Another reviewer complained about the proclivity of the word 'blunder' in the book, to be fair, the authors do use it a LOT, but only in the introduction and yet, to a distraction.

The book itself sheds
Feb 15, 2018 rated it liked it
Insofar as anything is uncontroversial in politics – the most mired of intellectual backwaters – this sticks to uncontroversial blunders. So we only get the internally incoherent or screwy policies like Suez; poll tax; ERM Black Wednesday. (The book’s larger point is that there are more and more of these to come, because of the shape of Westminster’s gears.)

They've a compressed, formal style – hiding their anger. So ministerial ignorance and snobbishness gets called "cultural disconnect".

« previous 1 3 next »
There are no discussion topics on this book yet. Be the first to start one »

Readers also enjoyed

  • House of Cards (Francis Urquhart, #1)
  • The Prime Ministers: Reflections on Leadership from Wilson to May
  • Why We Get the Wrong Politicians
  • To Play the King (Francis Urquhart #2)
  • 1939: The World We Left Behind
  • Chernobyl: The History of a Nuclear Catastrophe
  • If Only They Didn't Speak English: Notes From Trump's America
  • The Secret Barrister: Stories of the Law and How It's Broken
  • Making Sense of the Troubles: The Story of the Conflict in Northern Ireland
  • Bad Samaritans: The Myth of Free Trade and the Secret History of Capitalism
  • Airhead: The Imperfect Art of Making News
  • The Lions of Fifth Avenue
  • Rebel Spy
  • Steel Tide (Seafire, #2)
  • Battersea Parker 2
  • Agent Running in the Field
  • On Fire: My Story of England's Summer to Remember
  • I Never Promised You a Rose Garden: An Insider's Guide to Coalition, the General Election and false promises, past, present or future...
See similar books…
Anthony King was a Millennium Professor of British Government at the University of Essex. He broadcasted frequently on politics and elections for the BBC and wrote on the same subjects for the Financial Times, the Daily Mail, the Daily Telegraph and the Observer.

Related Articles

Aminatou Sow and Ann Friedman know the radical life-changing power of a good friendship.
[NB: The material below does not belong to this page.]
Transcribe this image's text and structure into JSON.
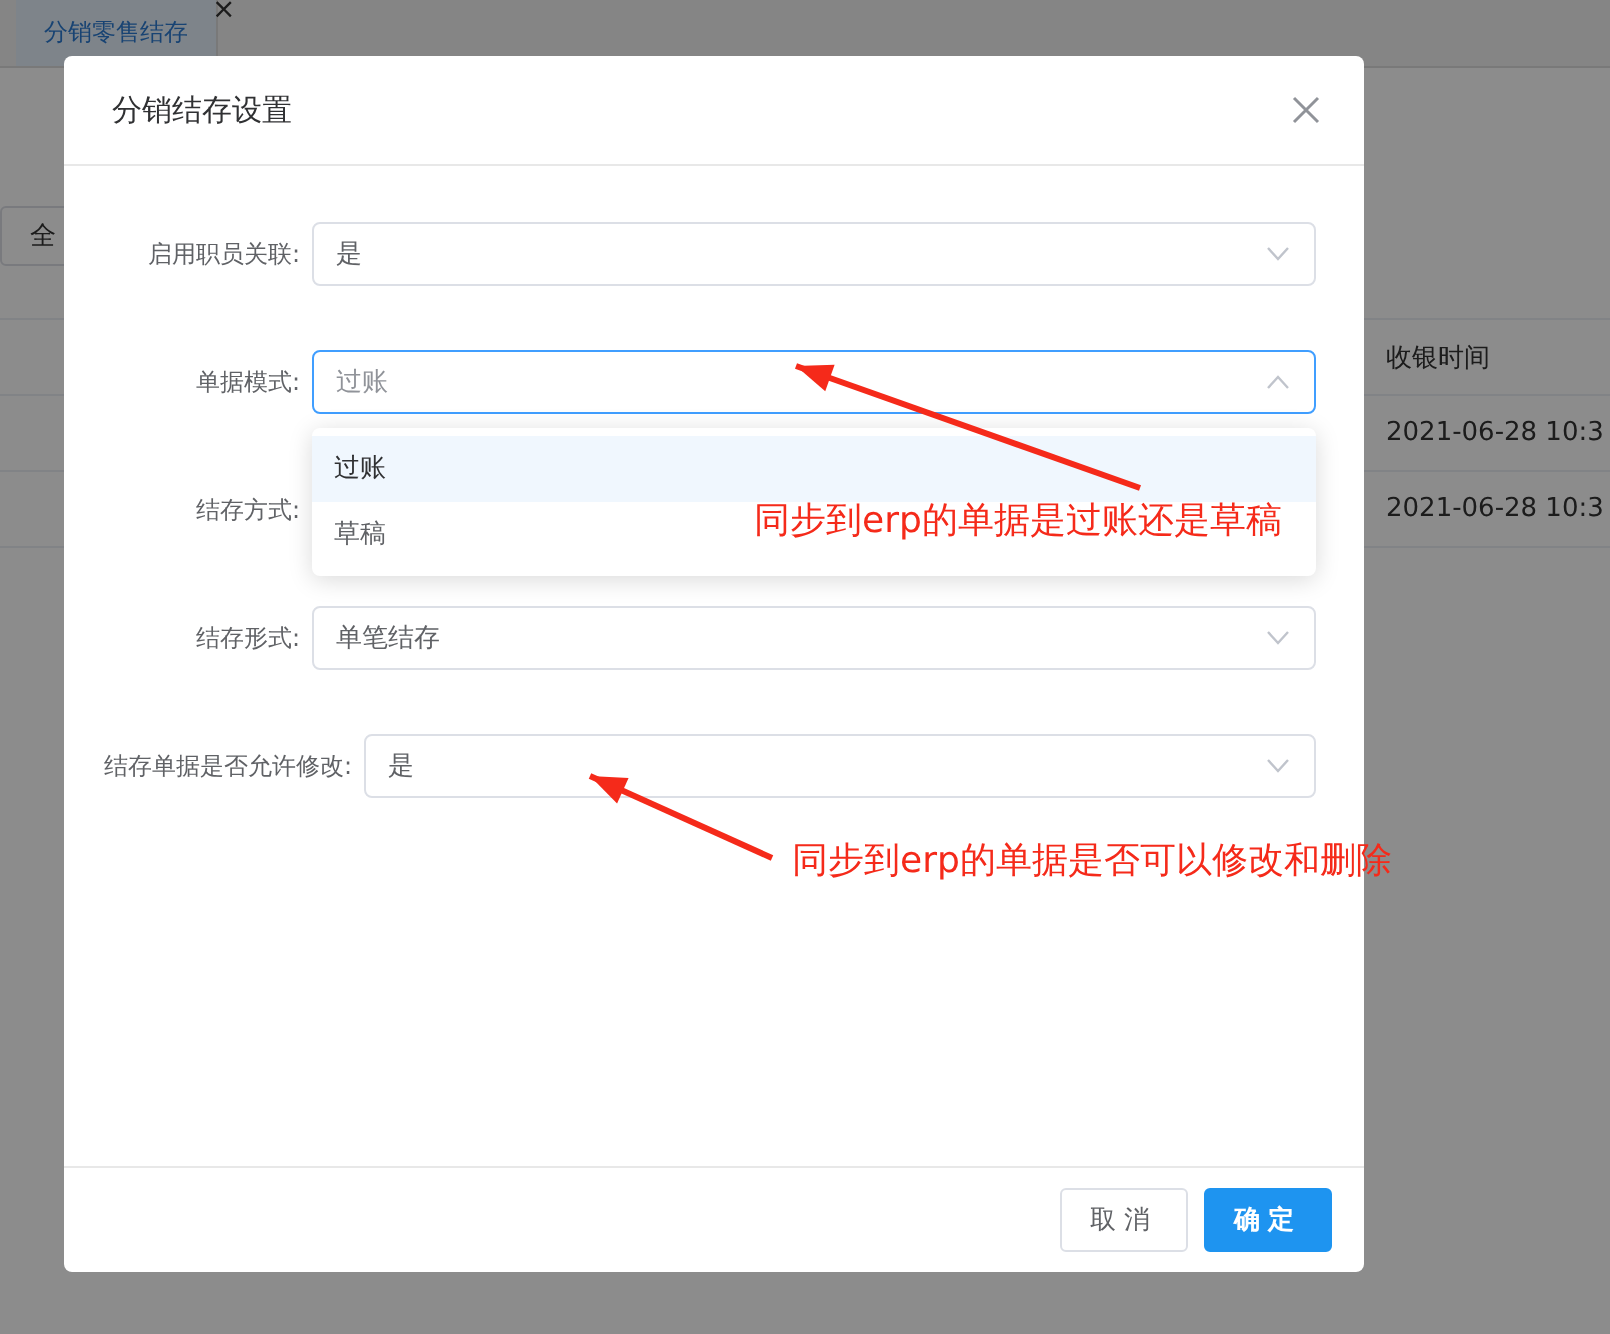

The two launched their hit podcast Call Your Girlfriend ...
9 likes · 0 comments